Water gardens are becoming increasingly popular. But buyer beware: you may wind up trading in your lawn for a pond of koi fish and the sound of flowing water.
You can hear Kathy and Ray McKinnon’s backyard before you can see it. But it won’t take long for those strolling past their Melrose Highlands home to be invited to admire their koi pond—or as Ray calls it, a “quasi-urban oasis”—which features the gentle sounds of gurgling water.
At 19-by-9-feet wide and 3 feet deep, the pond is oxygenated by two small waterfalls. It’s designed to resemble the “meandering brooks” of New Hampshire where Kathy and Ray took trips when they dated, and the design is inspired by the pond her sister and brother-in-law, Paula and Donny Pellegrini, installed in their West Roxbury home.

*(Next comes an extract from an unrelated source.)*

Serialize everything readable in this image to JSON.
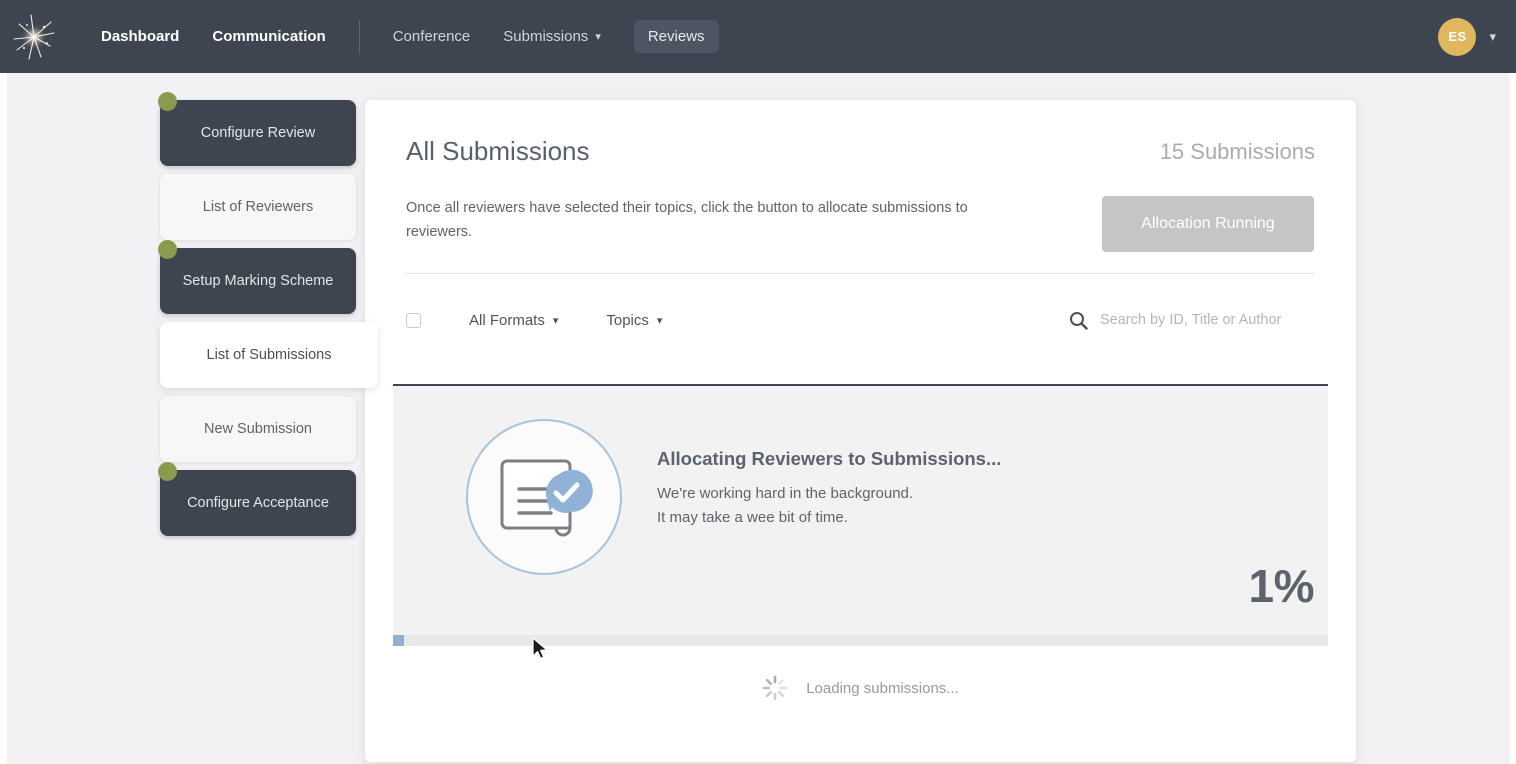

Artfully cultivated plants, flowering shrubs, and a towering Japanese Kanzan cherry tree, evoke the Far East culture that Ray would like to experience firsthand someday. For now, this is the paradise where he can enjoy everything from contemplative afternoons to parties of up to 70 people. “No matter what stress happens, you can come out and sit here in a chair and relax. Add a glass of wine, and this is like Shangri-La,” says Ray.
A labor of love 17 years in the making, Ray balances the care of his gilled pets (each of which is named by the neighborhood children) with the more technical aspects of filter cleanings, daily feedings, and prepping for their winter “hibernation” once temperatures dip below 50 degrees Fahrenheit. Ray says he couldn’t do it without the help of Bill Freitag and his team at Country Gardens in Rowley, where he also found a landscaper to help with the occasional critter intrusion.
Koi ponds and water gardens like the McKinnons’ are not only a growing home design trend, but a conscientious attachment to one’s space. “Some people love their lawns, and other people take caring for a living thing to the next level,” Freitag says. “Pond owners are passionate.” What began as a small venture 30 years ago has turned into 80 percent of Country Gardens’ business. “When we started with the ponds, I never dreamed it would have evolved to this,” Freitag says. In fact, Freitag’s daughter Lisa Giannino travels the world with the International Waterlily & Water Gardening Society as part of her research for Country Gardens.
Water gardens—sans fish—are also taking hold throughout New England. “We have some elderly who’ve had ponds for a long time, and people with young children who can’t take care of the fish now, but still really want the water element,” Freitag says. “People just love the sound.”
Learn more about installing a water garden and pick up all the supplies you need at Country Gardens, 157 Central Street, Rowley. Info: (978) 948-2124, countrygardens-rowley.com.
Our favorites from Ray and Kathy McKinnon's backyard koi pond.